AB - This showcase outlines an education initiative, Peer Assisted Teaching Scheme (PATS), trialled in five Australian universities (Carbone et al. 2013, under review). The aim of the trial was to implement an innovative and collegial scheme to support academic teaching staff interested in reinvigorating their units and teaching practice. PATS draws on research that highlights the benefits of peer assisted learning (PAL) directed at students (Topping 2001), but applies it to academic teaching staff. PATS is informed by Vygotsky’s socio-cultural theory (1978) and Lave’s situated learning literature (1988; 2009), as well as research promoting reflection on teaching practice (Brookfield, 1995). Short term effectiveness of thescheme is measured via quantitative changes in unit evaluations but qualitative measures collected as part of completed tasks in the PATS workbook and through focus groups provide insights into longer term changes. In some cases, PATS has been embedded into existing universities’ programmes (e.g.: Griffith PRO-teaching project; ECU Graduate Certificate of Academic Practice) and supported through the initiation of PATS coordinators across faculties for the longer term.

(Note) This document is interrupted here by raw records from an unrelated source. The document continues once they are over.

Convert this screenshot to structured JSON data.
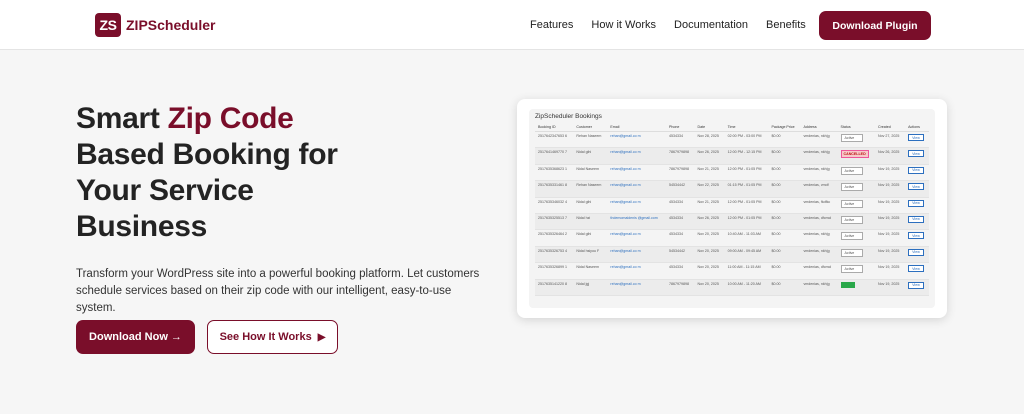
{
  "header": {
    "logo_mark": "ZS",
    "logo_text": "ZIPScheduler",
    "nav": [
      "Features",
      "How it Works",
      "Documentation",
      "Benefits"
    ],
    "cta": "Download Plugin"
  },
  "hero": {
    "title_l1a": "Smart ",
    "title_l1b": "Zip Code",
    "title_l2": "Based Booking for",
    "title_l3": "Your Service",
    "title_l4": "Business",
    "description": "Transform your WordPress site into a powerful booking platform. Let customers schedule services based on their zip code with our intelligent, easy-to-use system.",
    "btn_primary": "Download Now →",
    "btn_secondary": "See How It Works",
    "btn_secondary_icon": "▶"
  },
  "bookings": {
    "title": "ZipScheduler Bookings",
    "columns": [
      "Booking ID",
      "Customer",
      "Email",
      "Phone",
      "Date",
      "Time",
      "Package Price",
      "Address",
      "Status",
      "Created",
      "Actions"
    ],
    "rows": [
      [
        "2517642347653 6",
        "Rehan Naseem",
        "rehan@gmail.co m",
        "4534334",
        "Nov 28, 2025",
        "02:00 PM - 03:00 PM",
        "$0.00",
        "vmdenias, nkh|g",
        "Active",
        "Nov 27, 2025",
        "View"
      ],
      [
        "2517641469770 7",
        "Nidal gihi",
        "rehan@gmail.co m",
        "7867979898",
        "Nov 26, 2025",
        "12:00 PM - 12:15 PM",
        "$0.00",
        "vmdenias, nkh|g",
        "CANCELLED",
        "Nov 26, 2025",
        "View"
      ],
      [
        "2517635368623 1",
        "Nidal Naseem",
        "rehan@gmail.co m",
        "7867979898",
        "Nov 21, 2025",
        "12:00 PM - 01:05 PM",
        "$0.00",
        "vmdenias, nkh|g",
        "Active",
        "Nov 19, 2025",
        "View"
      ],
      [
        "2517635331461 8",
        "Rehan Naseem",
        "rehan@gmail.co m",
        "54534442",
        "Nov 22, 2025",
        "01:15 PM - 01:05 PM",
        "$0.00",
        "vmdenias, vmdf",
        "Active",
        "Nov 19, 2025",
        "View"
      ],
      [
        "2517635346032 4",
        "Nidal gihi",
        "rehan@gmail.co m",
        "4534334",
        "Nov 21, 2025",
        "12:00 PM - 01:05 PM",
        "$0.00",
        "vmdenias, fkdfkc",
        "Active",
        "Nov 19, 2025",
        "View"
      ],
      [
        "2517635325513 7",
        "Nidal hzi",
        "thdemomaidenis @gmail.com",
        "4534334",
        "Nov 26, 2025",
        "12:00 PM - 01:05 PM",
        "$0.00",
        "vmdenias, dfcmcl",
        "Active",
        "Nov 19, 2025",
        "View"
      ],
      [
        "2517635326464 2",
        "Nidal gihi",
        "rehan@gmail.co m",
        "4534334",
        "Nov 20, 2025",
        "10:40 AM - 11:03 AM",
        "$0.00",
        "vmdenias, nkh|g",
        "Active",
        "Nov 19, 2025",
        "View"
      ],
      [
        "2517635326753 4",
        "Nidal hsiyou F",
        "rehan@gmail.co m",
        "54534442",
        "Nov 20, 2025",
        "09:00 AM - 09:45 AM",
        "$0.00",
        "vmdenias, nkh|g",
        "Active",
        "Nov 19, 2025",
        "View"
      ],
      [
        "2517635326899 1",
        "Nidal Naseem",
        "rehan@gmail.co m",
        "4534334",
        "Nov 20, 2025",
        "11:00 AM - 11:15 AM",
        "$0.00",
        "vmdenias, dfcmcl",
        "Active",
        "Nov 19, 2025",
        "View"
      ],
      [
        "2517635141220 8",
        "Nidal jgj",
        "rehan@gmail.co m",
        "7867979898",
        "Nov 20, 2025",
        "10:00 AM - 11:20 AM",
        "$0.00",
        "vmdenias, nkh|g",
        "",
        "Nov 19, 2025",
        "View"
      ]
    ]
  },
  "colors": {
    "brand": "#7a0e2a",
    "link": "#2c6fbf",
    "success": "#2aa84a",
    "danger_bg": "#f7c9c9"
  }
}
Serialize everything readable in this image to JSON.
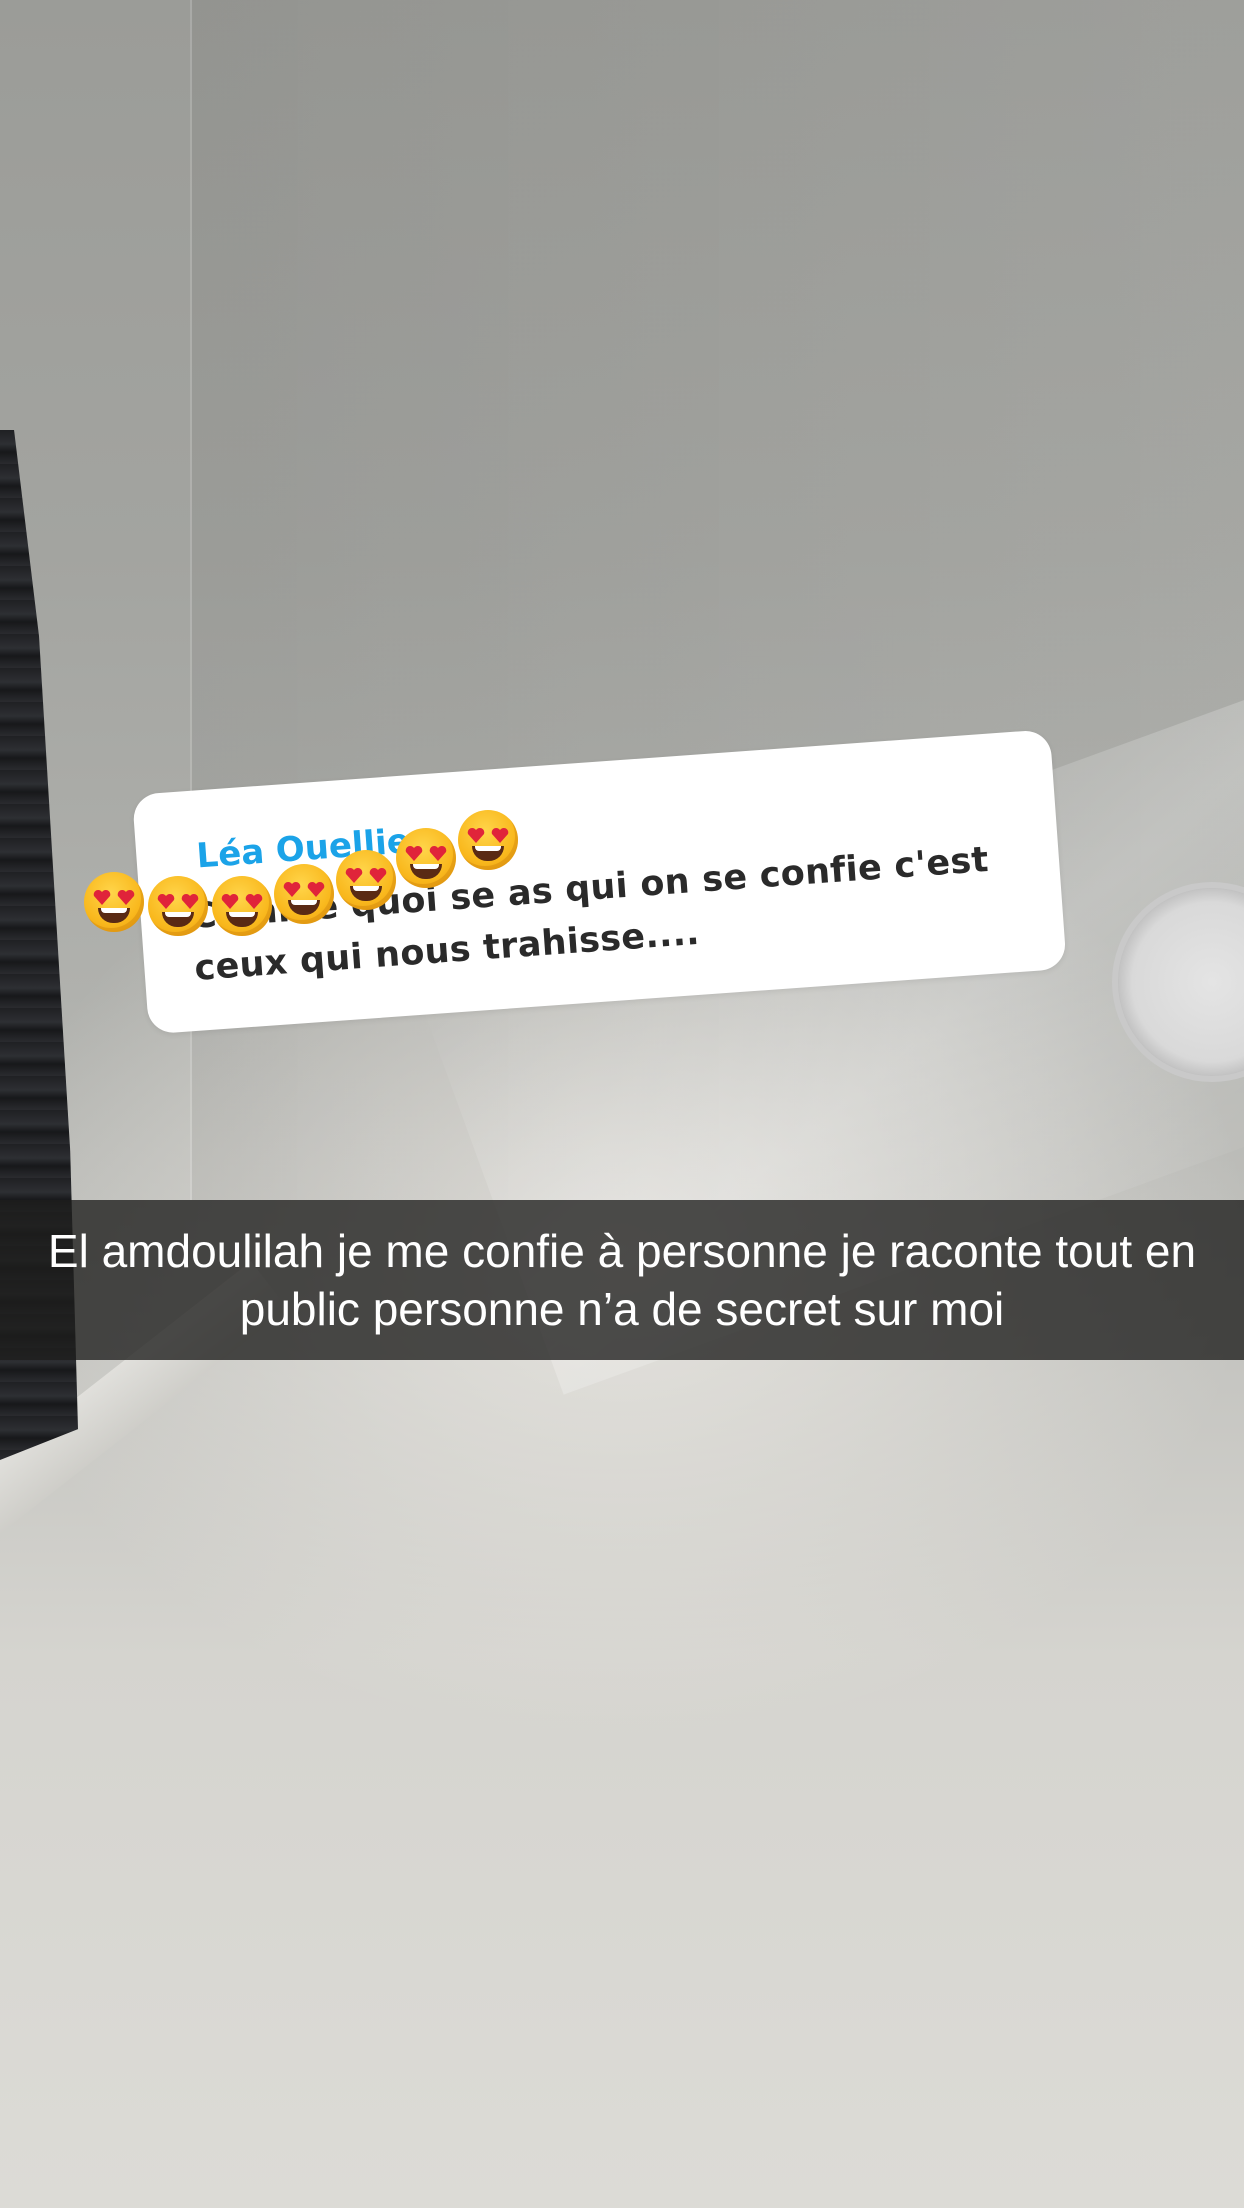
{
  "question_sticker": {
    "author": "Léa Ouellier",
    "text": "Comme quoi se as qui on se confie c'est ceux qui nous trahisse...."
  },
  "emojis": [
    {
      "icon": "heart-eyes-emoji"
    },
    {
      "icon": "heart-eyes-emoji"
    },
    {
      "icon": "heart-eyes-emoji"
    },
    {
      "icon": "heart-eyes-emoji"
    },
    {
      "icon": "heart-eyes-emoji"
    },
    {
      "icon": "heart-eyes-emoji"
    },
    {
      "icon": "heart-eyes-emoji"
    }
  ],
  "caption": {
    "text": "El amdoulilah je me confie à personne je raconte tout en public personne n’a de secret sur moi",
    "background_color": "#2e2e2b"
  },
  "colors": {
    "author_accent": "#1ba3e8",
    "question_text": "#2a2a2a",
    "card_background": "#ffffff"
  }
}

In this showcase we focus on four of the PATS tasks in which academics are required to create collegial places:-1. to discuss barriers to teaching improvement (Hockings, 2005);2. to set goals for learning and teaching improvement based on a course quality attribute framework (Carbone et al. 2013a and 2013b);3. to close the student feedback loop (Brookfield, 1995); and4. to undertake a peer review to ensure developmental goals are progressing both in an online and blended environment (McKenzie, 2011).

KW - Academic development

KW - Peer assisted learning

KW - teaching quality

KW - Feedback

UR - http://conference.herdsa.org.au/2013/program.html

M3 - Abstract

ER -

Carbone A, Ross B, Tout D, Lindsay K, Phelan L, Cottman C et al. A Peer Assisted Teaching Scheme. 2013. Abstract from Higher Education Research and Development Society of Australasia Annual Conference 2013, Auckland, New Zealand.